__Source data__:
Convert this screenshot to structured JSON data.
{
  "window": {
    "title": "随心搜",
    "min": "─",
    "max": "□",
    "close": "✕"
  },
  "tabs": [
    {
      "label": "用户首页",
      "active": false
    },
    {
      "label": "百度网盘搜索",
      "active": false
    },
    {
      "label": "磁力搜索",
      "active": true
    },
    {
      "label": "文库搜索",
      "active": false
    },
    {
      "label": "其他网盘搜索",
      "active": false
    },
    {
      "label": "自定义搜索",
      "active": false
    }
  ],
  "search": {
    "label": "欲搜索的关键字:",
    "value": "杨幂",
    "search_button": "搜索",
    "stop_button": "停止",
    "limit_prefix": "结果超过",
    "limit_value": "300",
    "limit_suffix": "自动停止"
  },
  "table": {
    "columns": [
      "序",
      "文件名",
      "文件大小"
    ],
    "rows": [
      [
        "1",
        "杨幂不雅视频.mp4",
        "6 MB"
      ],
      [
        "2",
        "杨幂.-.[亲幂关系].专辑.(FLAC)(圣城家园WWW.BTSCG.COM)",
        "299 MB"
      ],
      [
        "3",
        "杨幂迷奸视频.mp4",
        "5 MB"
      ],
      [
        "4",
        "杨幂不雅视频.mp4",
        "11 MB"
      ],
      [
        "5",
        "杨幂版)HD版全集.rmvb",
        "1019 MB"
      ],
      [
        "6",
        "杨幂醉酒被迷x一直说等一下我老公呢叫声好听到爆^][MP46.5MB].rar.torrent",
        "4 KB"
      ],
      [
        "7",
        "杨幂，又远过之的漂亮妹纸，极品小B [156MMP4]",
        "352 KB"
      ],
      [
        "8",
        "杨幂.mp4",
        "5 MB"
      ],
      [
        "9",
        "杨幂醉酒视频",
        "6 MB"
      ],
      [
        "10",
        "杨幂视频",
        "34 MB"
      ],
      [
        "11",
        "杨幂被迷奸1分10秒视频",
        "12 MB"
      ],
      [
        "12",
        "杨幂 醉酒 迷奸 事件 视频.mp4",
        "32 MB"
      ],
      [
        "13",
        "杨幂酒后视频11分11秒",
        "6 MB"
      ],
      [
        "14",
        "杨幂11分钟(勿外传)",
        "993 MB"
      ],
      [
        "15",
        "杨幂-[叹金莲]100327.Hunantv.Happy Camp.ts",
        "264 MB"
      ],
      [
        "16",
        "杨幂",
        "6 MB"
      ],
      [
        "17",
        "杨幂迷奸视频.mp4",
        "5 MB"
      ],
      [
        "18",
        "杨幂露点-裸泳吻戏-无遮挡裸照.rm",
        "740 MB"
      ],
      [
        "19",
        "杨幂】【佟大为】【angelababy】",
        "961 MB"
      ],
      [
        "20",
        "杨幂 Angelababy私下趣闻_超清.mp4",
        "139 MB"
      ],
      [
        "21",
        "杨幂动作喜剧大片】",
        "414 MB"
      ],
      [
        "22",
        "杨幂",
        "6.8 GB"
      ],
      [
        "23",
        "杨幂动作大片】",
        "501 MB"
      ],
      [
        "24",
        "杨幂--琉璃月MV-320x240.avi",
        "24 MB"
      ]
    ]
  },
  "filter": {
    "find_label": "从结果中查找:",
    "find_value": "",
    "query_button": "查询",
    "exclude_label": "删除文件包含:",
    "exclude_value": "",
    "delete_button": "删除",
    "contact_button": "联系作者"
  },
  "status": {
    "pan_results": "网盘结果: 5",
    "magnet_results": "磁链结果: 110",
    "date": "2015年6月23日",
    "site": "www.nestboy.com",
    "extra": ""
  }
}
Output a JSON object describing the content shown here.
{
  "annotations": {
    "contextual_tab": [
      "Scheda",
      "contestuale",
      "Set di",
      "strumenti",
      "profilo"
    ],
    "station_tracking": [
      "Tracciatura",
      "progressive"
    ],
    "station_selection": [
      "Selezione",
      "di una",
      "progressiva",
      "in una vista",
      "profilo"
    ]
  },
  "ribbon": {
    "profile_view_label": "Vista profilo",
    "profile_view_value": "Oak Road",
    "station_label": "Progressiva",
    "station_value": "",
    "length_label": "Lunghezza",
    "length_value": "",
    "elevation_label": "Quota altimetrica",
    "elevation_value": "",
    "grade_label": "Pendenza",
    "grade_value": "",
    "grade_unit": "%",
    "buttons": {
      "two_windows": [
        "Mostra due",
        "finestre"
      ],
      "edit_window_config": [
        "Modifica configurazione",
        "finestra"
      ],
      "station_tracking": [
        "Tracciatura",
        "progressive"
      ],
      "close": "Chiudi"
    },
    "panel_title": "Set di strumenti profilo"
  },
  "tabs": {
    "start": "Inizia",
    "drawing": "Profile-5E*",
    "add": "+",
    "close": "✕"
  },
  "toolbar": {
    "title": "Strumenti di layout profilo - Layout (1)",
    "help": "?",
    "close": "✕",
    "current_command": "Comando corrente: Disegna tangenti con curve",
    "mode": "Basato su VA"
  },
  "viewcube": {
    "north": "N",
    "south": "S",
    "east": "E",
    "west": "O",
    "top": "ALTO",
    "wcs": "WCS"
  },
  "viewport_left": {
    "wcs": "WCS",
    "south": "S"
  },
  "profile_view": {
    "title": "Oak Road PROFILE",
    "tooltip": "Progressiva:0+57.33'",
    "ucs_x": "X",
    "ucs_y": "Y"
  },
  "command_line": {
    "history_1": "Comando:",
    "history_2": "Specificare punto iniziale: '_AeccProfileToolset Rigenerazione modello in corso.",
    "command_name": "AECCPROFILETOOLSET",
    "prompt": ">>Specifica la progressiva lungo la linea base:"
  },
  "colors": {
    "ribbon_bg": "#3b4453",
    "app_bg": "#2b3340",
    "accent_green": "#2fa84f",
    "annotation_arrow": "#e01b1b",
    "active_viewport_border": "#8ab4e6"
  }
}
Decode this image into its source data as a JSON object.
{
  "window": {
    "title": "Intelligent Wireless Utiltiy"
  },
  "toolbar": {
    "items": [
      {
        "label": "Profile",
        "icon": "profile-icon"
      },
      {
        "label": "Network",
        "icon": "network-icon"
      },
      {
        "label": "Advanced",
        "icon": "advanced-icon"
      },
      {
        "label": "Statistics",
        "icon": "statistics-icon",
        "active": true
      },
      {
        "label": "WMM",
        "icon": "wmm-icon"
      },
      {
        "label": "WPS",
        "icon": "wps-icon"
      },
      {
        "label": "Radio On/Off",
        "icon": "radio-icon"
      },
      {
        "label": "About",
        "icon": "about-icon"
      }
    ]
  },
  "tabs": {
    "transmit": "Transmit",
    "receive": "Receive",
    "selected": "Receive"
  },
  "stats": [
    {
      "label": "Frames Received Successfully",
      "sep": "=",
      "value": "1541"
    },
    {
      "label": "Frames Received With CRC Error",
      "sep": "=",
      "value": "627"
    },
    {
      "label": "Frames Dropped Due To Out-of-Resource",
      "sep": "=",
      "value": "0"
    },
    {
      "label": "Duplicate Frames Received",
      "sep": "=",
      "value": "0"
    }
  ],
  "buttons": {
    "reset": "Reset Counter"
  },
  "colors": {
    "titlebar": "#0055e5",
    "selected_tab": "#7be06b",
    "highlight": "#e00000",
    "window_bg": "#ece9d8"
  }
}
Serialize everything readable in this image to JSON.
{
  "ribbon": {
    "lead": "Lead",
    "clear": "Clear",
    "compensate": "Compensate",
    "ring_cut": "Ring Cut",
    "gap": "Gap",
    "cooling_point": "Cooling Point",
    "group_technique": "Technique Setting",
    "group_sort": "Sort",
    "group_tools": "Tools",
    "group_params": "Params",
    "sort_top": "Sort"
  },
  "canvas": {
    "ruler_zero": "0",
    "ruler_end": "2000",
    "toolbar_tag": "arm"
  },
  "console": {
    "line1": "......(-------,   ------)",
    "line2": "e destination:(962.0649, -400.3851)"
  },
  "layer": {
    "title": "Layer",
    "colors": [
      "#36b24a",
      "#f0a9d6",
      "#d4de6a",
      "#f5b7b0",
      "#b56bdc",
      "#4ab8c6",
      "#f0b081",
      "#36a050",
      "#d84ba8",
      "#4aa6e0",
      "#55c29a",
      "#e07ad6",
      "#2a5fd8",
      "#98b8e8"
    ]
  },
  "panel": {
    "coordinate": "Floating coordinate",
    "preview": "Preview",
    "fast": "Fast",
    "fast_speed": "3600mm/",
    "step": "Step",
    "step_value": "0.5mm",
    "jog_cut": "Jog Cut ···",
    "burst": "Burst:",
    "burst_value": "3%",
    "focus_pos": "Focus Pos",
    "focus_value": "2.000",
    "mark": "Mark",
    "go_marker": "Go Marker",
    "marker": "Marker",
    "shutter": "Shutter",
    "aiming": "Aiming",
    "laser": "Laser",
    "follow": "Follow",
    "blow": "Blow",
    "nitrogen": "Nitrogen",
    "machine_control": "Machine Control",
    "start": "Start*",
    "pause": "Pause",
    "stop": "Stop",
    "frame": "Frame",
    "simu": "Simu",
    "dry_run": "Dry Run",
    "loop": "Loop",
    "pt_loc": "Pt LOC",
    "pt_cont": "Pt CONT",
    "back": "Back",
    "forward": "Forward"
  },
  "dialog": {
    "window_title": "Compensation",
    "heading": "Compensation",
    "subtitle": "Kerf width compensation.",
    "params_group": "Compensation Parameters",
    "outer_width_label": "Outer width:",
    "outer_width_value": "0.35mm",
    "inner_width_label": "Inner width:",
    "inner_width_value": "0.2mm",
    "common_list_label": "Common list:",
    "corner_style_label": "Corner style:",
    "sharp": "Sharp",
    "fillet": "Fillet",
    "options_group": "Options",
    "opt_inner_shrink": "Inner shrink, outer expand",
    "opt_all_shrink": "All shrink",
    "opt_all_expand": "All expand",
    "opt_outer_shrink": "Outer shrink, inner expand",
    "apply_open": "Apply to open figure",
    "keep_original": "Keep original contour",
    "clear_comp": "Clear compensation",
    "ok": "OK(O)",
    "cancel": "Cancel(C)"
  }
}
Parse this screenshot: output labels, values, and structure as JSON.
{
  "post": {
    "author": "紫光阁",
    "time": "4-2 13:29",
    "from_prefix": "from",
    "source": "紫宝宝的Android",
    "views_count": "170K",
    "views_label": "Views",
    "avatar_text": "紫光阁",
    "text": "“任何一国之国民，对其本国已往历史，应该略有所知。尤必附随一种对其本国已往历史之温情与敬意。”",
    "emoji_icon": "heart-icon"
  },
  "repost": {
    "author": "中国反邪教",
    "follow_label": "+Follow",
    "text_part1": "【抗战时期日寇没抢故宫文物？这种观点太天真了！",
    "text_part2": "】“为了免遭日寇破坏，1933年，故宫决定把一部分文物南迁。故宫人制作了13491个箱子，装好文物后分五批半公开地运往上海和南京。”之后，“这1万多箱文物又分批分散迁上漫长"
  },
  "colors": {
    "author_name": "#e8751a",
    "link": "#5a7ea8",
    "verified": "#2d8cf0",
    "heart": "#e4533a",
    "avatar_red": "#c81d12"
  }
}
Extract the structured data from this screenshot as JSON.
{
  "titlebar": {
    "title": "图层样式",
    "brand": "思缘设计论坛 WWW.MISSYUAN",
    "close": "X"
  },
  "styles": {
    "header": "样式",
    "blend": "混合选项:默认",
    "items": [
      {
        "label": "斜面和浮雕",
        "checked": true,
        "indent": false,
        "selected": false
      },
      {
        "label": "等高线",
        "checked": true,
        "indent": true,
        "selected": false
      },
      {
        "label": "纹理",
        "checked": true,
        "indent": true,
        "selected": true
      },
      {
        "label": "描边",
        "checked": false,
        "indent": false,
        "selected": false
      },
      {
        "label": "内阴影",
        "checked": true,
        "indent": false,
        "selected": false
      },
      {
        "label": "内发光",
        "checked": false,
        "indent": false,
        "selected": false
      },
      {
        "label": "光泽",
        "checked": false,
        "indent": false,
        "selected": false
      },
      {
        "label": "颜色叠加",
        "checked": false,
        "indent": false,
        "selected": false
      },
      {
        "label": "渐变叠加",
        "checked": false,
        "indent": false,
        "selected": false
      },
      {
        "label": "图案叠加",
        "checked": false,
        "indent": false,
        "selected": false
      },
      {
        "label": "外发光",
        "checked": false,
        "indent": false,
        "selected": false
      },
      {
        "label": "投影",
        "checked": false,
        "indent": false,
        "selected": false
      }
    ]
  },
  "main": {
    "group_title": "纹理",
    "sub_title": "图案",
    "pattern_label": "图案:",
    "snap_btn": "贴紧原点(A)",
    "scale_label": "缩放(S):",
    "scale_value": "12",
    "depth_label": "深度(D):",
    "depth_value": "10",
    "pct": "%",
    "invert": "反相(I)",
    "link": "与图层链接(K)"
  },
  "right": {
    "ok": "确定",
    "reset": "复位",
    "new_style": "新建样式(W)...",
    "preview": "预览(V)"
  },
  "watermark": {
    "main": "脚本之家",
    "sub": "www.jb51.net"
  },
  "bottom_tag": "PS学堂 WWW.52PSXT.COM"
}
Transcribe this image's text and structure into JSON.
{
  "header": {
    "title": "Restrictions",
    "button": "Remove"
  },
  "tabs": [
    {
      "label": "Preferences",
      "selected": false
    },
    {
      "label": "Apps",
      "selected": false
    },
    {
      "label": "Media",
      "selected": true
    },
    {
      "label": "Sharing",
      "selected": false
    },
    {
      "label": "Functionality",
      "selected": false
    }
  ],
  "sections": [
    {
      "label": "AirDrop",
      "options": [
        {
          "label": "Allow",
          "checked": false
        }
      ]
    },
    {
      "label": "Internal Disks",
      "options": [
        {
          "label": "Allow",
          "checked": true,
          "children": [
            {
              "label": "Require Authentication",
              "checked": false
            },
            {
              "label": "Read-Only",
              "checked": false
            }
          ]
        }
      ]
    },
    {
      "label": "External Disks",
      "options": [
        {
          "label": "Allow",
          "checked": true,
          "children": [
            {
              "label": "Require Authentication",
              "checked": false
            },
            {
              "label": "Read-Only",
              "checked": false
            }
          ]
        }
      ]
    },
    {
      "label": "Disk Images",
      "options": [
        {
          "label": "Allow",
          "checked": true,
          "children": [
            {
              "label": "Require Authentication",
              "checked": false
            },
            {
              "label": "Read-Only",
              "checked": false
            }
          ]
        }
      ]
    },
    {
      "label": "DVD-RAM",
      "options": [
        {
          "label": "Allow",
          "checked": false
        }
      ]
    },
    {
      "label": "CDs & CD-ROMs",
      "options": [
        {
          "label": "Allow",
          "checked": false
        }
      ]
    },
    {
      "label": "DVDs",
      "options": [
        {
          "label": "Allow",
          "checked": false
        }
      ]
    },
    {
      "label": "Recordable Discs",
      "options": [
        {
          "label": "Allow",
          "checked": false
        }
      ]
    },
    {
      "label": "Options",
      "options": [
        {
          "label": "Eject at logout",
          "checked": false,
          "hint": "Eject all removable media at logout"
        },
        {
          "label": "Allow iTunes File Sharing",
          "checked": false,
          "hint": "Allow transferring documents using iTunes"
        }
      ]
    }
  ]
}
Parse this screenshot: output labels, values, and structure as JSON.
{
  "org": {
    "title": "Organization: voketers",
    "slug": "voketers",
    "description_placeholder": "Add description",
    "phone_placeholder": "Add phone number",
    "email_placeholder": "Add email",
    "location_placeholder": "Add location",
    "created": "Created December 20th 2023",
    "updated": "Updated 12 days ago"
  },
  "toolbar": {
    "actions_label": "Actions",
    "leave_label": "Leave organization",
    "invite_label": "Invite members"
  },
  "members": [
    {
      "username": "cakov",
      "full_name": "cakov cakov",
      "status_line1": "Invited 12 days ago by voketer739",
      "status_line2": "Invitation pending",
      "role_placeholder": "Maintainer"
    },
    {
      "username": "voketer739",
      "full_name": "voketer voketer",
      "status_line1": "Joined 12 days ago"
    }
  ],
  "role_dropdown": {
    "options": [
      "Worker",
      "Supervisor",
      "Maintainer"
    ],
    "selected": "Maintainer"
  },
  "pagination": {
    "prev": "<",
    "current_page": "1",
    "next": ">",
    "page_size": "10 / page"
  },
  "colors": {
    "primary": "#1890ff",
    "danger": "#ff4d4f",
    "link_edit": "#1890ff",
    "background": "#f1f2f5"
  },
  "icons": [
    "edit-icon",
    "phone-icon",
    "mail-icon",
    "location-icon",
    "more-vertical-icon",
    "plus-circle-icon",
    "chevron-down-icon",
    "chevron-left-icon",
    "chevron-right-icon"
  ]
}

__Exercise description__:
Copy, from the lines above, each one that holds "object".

__Response to the exercise__:
Output a JSON object describing the content shown here.
Decode this image into its source data as a JSON object.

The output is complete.